“Total album sales in this past chart week (ending Sept. 12, 2010) totaled 4.8 million unit—the lowest weekly sales figure since SoundScan began tracking sales in 1991.”
Let’s put things into perspective:
It’s also only the second time the weekly album sales total has dipped below 5 million. Back in the record label hay day, the highest one-week album tally recorded during the Soundscan era was 900% higher at 45.4 million albums, in late December 2000.
Though album sales are in decline, general music sales are substantially higher than their past. Music sales exceeded 65 million in the final week of 2008, representing the biggest sales week in the history of Nielsen Soundscan. Therefore, it’s not that people aren’t buying music, people simply aren’t buying albums. Digital sales, ringtones, and singles continue to increase. Even vinyl sales are at a high from the inception of Soundscan in 1991, selling about 2 million copies in 2009.
Album sales at Non-Traditional music outlets (digital, internet, mail order, venue, non-traditional retailers) hit an all-time high in 2009 with sales reaching 110 million. Non-Traditional is the only strata that experienced album growth over the previous year; with an increase of 11% over 2008, and accounting for nearly 10% of overall music sales in 2009. The increase here can be attributed to a disconnect from major labels. More artists and independent companies are finding ways to bypass major label guidelines.

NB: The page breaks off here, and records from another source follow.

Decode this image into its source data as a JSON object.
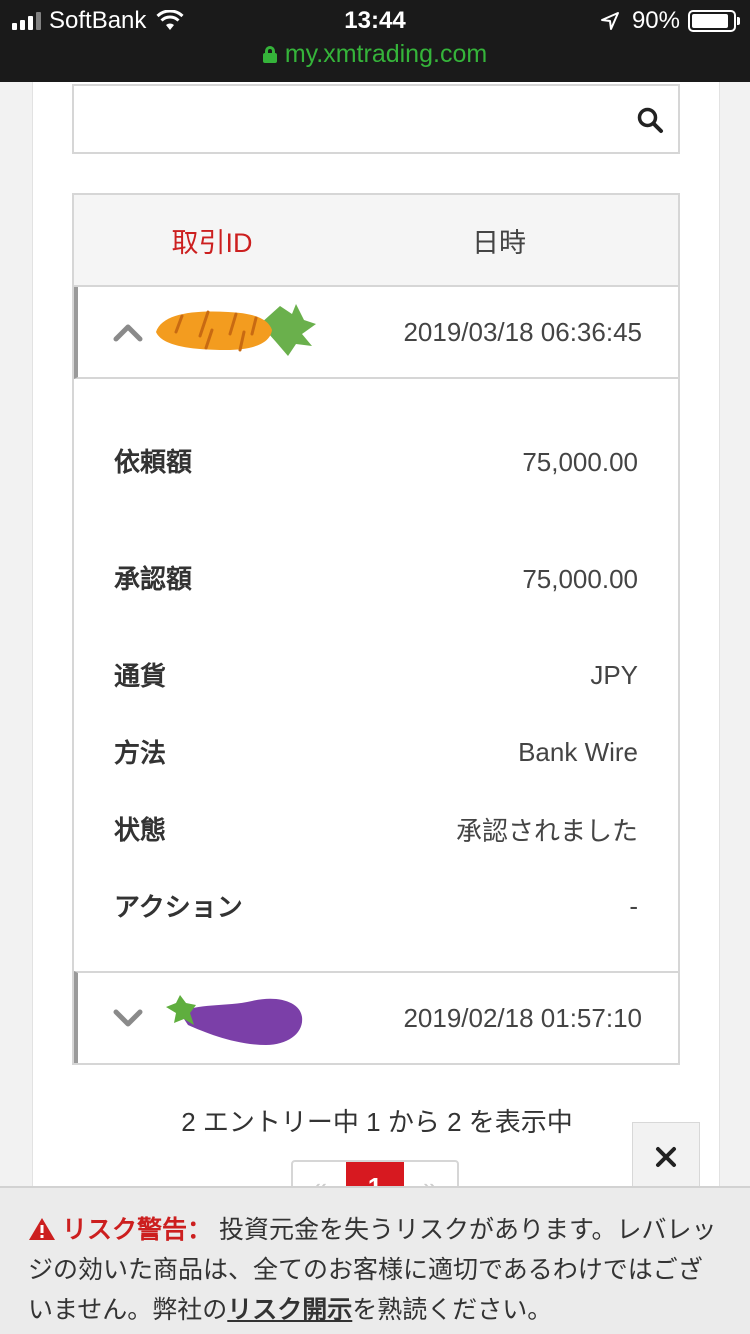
{
  "status_bar": {
    "carrier": "SoftBank",
    "time": "13:44",
    "battery": "90%",
    "url": "my.xmtrading.com"
  },
  "search": {
    "value": "",
    "placeholder": ""
  },
  "table": {
    "headers": {
      "id": "取引ID",
      "date": "日時"
    },
    "rows": [
      {
        "date": "2019/03/18 06:36:45",
        "expanded": true,
        "icon": "carrier-redaction-icon",
        "details": [
          {
            "label": "依頼額",
            "value": "75,000.00"
          },
          {
            "label": "承認額",
            "value": "75,000.00"
          },
          {
            "label": "通貨",
            "value": "JPY"
          },
          {
            "label": "方法",
            "value": "Bank Wire"
          },
          {
            "label": "状態",
            "value": "承認されました"
          },
          {
            "label": "アクション",
            "value": "-"
          }
        ]
      },
      {
        "date": "2019/02/18 01:57:10",
        "expanded": false,
        "icon": "eggplant-redaction-icon"
      }
    ]
  },
  "entries_text": "2 エントリー中 1 から 2 を表示中",
  "pagination": {
    "prev": "«",
    "current": "1",
    "next": "»"
  },
  "risk_banner": {
    "title": "リスク警告：",
    "text": " 投資元金を失うリスクがあります。レバレッジの効いた商品は、全てのお客様に適切であるわけではございません。弊社の",
    "link": "リスク開示",
    "text_end": "を熟読ください。"
  },
  "colors": {
    "accent": "#d71920",
    "url_green": "#35b43a",
    "header_red": "#cc1f1f"
  }
}
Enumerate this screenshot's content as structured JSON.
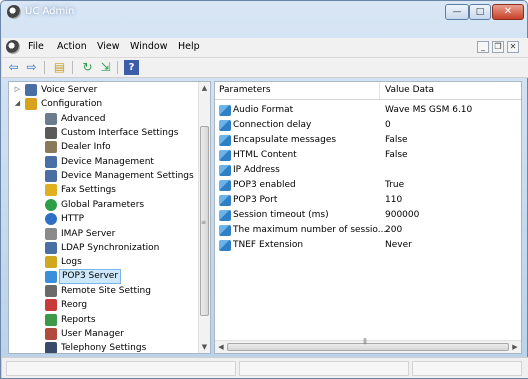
{
  "window": {
    "title": "UC Admin"
  },
  "title_buttons": {
    "minimize": "—",
    "maximize": "□",
    "close": "✕"
  },
  "menubar": {
    "items": [
      "File",
      "Action",
      "View",
      "Window",
      "Help"
    ],
    "mdi": {
      "minimize": "_",
      "restore": "❐",
      "close": "✕"
    }
  },
  "toolbar": {
    "buttons": [
      {
        "icon": "back-arrow-icon",
        "glyph": "⇦"
      },
      {
        "icon": "forward-arrow-icon",
        "glyph": "⇨"
      },
      {
        "icon": "up-folder-icon",
        "glyph": "▤"
      },
      {
        "icon": "refresh-icon",
        "glyph": "↻"
      },
      {
        "icon": "export-icon",
        "glyph": "⇲"
      },
      {
        "icon": "help-icon",
        "glyph": "?"
      }
    ]
  },
  "tree": {
    "items": [
      {
        "label": "Voice Server",
        "icon": "server-icon",
        "color": "#4a6fa5",
        "expander": "▷",
        "level": 0
      },
      {
        "label": "Configuration",
        "icon": "config-icon",
        "color": "#d9a21b",
        "expander": "◢",
        "level": 0
      },
      {
        "label": "Advanced",
        "icon": "advanced-icon",
        "color": "#6b7c8f",
        "level": 1
      },
      {
        "label": "Custom Interface Settings",
        "icon": "custom-interface-icon",
        "color": "#5a5a5a",
        "level": 1
      },
      {
        "label": "Dealer Info",
        "icon": "dealer-info-icon",
        "color": "#8a7a5a",
        "level": 1
      },
      {
        "label": "Device Management",
        "icon": "device-management-icon",
        "color": "#4a6fa5",
        "level": 1
      },
      {
        "label": "Device Management Settings",
        "icon": "device-settings-icon",
        "color": "#4a6fa5",
        "level": 1
      },
      {
        "label": "Fax Settings",
        "icon": "fax-icon",
        "color": "#e0b020",
        "level": 1
      },
      {
        "label": "Global Parameters",
        "icon": "globe-icon",
        "color": "#2e9e48",
        "level": 1
      },
      {
        "label": "HTTP",
        "icon": "http-icon",
        "color": "#2f6fc4",
        "level": 1
      },
      {
        "label": "IMAP Server",
        "icon": "imap-icon",
        "color": "#8a8a8a",
        "level": 1
      },
      {
        "label": "LDAP Synchronization",
        "icon": "ldap-icon",
        "color": "#4a6fa5",
        "level": 1
      },
      {
        "label": "Logs",
        "icon": "logs-icon",
        "color": "#d0a820",
        "level": 1
      },
      {
        "label": "POP3 Server",
        "icon": "pop3-icon",
        "color": "#3a8fd8",
        "level": 1,
        "selected": true
      },
      {
        "label": "Remote Site Setting",
        "icon": "remote-site-icon",
        "color": "#6a6a6a",
        "level": 1
      },
      {
        "label": "Reorg",
        "icon": "reorg-icon",
        "color": "#c83a3a",
        "level": 1
      },
      {
        "label": "Reports",
        "icon": "reports-icon",
        "color": "#3a9a4a",
        "level": 1
      },
      {
        "label": "User Manager",
        "icon": "user-manager-icon",
        "color": "#b04a3a",
        "level": 1
      },
      {
        "label": "Telephony Settings",
        "icon": "telephony-icon",
        "color": "#3a4a6a",
        "level": 1
      }
    ]
  },
  "list": {
    "columns": [
      "Parameters",
      "Value Data"
    ],
    "rows": [
      {
        "name": "Audio Format",
        "value": "Wave MS GSM 6.10"
      },
      {
        "name": "Connection delay",
        "value": "0"
      },
      {
        "name": "Encapsulate messages",
        "value": "False"
      },
      {
        "name": "HTML Content",
        "value": "False"
      },
      {
        "name": "IP Address",
        "value": ""
      },
      {
        "name": "POP3 enabled",
        "value": "True"
      },
      {
        "name": "POP3 Port",
        "value": "110"
      },
      {
        "name": "Session timeout (ms)",
        "value": "900000"
      },
      {
        "name": "The maximum number of sessio...",
        "value": "200"
      },
      {
        "name": "TNEF Extension",
        "value": "Never"
      }
    ]
  },
  "scrollbars": {
    "up": "▲",
    "down": "▼",
    "left": "◀",
    "right": "▶",
    "grip_v": "≡",
    "grip_h": "|||"
  }
}
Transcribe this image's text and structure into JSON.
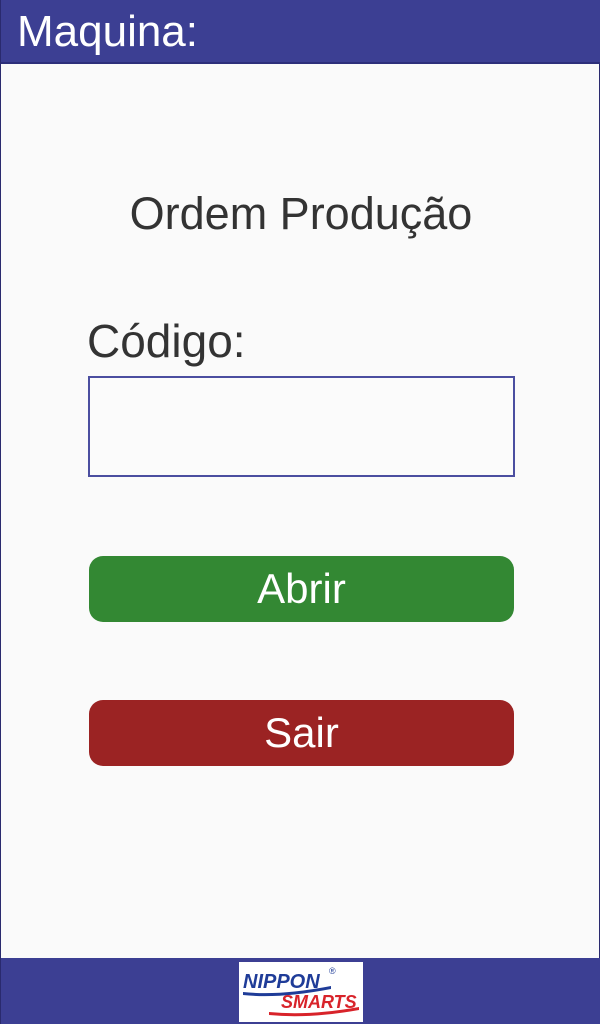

When you look at it from that perspective, things don’t sound that bleak until you consider this:
- In the year 2000, 88 albums sold 1,000,000 units or more, and 202 albums sold 500,000 units or more.
- Of the 97,751 albums released in 2009, only twelve of them sold more than one million units.
In 1999, The RIAA added a Diamond Award Sales Certification for 10 million sales. Back in 1999, albums were actually selling 10 million copies. One of the latest albums to be certified Diamond is Outkast’s Speakerboxxx/The Love Below, however; because the album was a double disc, each album was counted twice, thus only 5.5 million copies of the full album were actually sold.
Is a major label necessary to have an album chart? Vampire Weekend and Arcade Fire both were number one on the Billboard charts in 2010, both are signed to Independent Labels. VW’s Contra (released on XL Recordings home of MIA, The xx, The Cool Kids, and Sigur Ros) sold 124,000 copies in its first week. It must be noted that it was the only new release of the week in the Top 10.
When it comes to independent, there’s also the other side of the spectrum. Only 2,050 (or 2.1%) of 2009’s 97,751 new albums Sold Over 5,000 Units. With the internet, bands can cater to a much smaller niche audience, and may have other outlets to which they sell music that is not registered on Soundscan. In addition to those options, an artist may choose to release a record free of charge or sell the album through their own website and DIY shows. If you think about it, many bands have sold well over 5000 copies of their album during a summer stretch following Warped Tour, however; those numbers were never scanned.
Perhaps we should take a step back and understand how Soundscan works:
Sales data from cash registers is collected from 14,000 retail, mass merchant, and non-traditional (on-line stores, venues, digital music services, etc.) outlets in the United States and Canada. The requirements for reporting sales to Nielsen Soundscan are that your store has Internet access and a Point Of Sales (POS) Inventory System (a way to scan the bar codes of the products you sell). A simple text file, consisting of all the UPC’s sold and the quantities per UPC on a weekly basis is all that is required for submitting sales to Nielson. Because some retailers choose not to use Soundscan, sales from certain participating outlets are “weighted,” thus a single CD bought may be worth three on the charts.
Sales that occurred at churches, libraries, YMCAs, malls, campgrounds, public and private schools, offices, lawn and house concerts are all ineligible venue sites, thus will not be processed by Nielson. Purchases made by one individual in bulk for redistribution or gifts are also ineligible venue sales and therefore will not be processed. With these stringent guidelines, even if a band sells albums at many of their shows, most of the venues will not be eligible for Soundscans, unless the band is signed to a label that is registered. When bands do play at eligible venues, the sale numbers are often inflated because nothing needs to be “scanned” at the venues.
With all these issues, guidelines, and possible methods of fraud, a far more important question is, how relevant are Soundscans to the independent music world? On one hand, it may be difficult to get your album scanned, but it’s becoming easier and easier for bands to chart on everything from the Top 200 to the Heatseekers charts. A few thousand sales can put a band into public spotlight (if they’re the lucky 2.1%). What seems to be much more important now, though, are iTunes and other digital format figures. Digital seems to almost level the playing field for nearly every artist. Will these sales charts become more relevant to the major label than the physical charts?
Business Wire The Nielsen Company Year-End Music Industry Report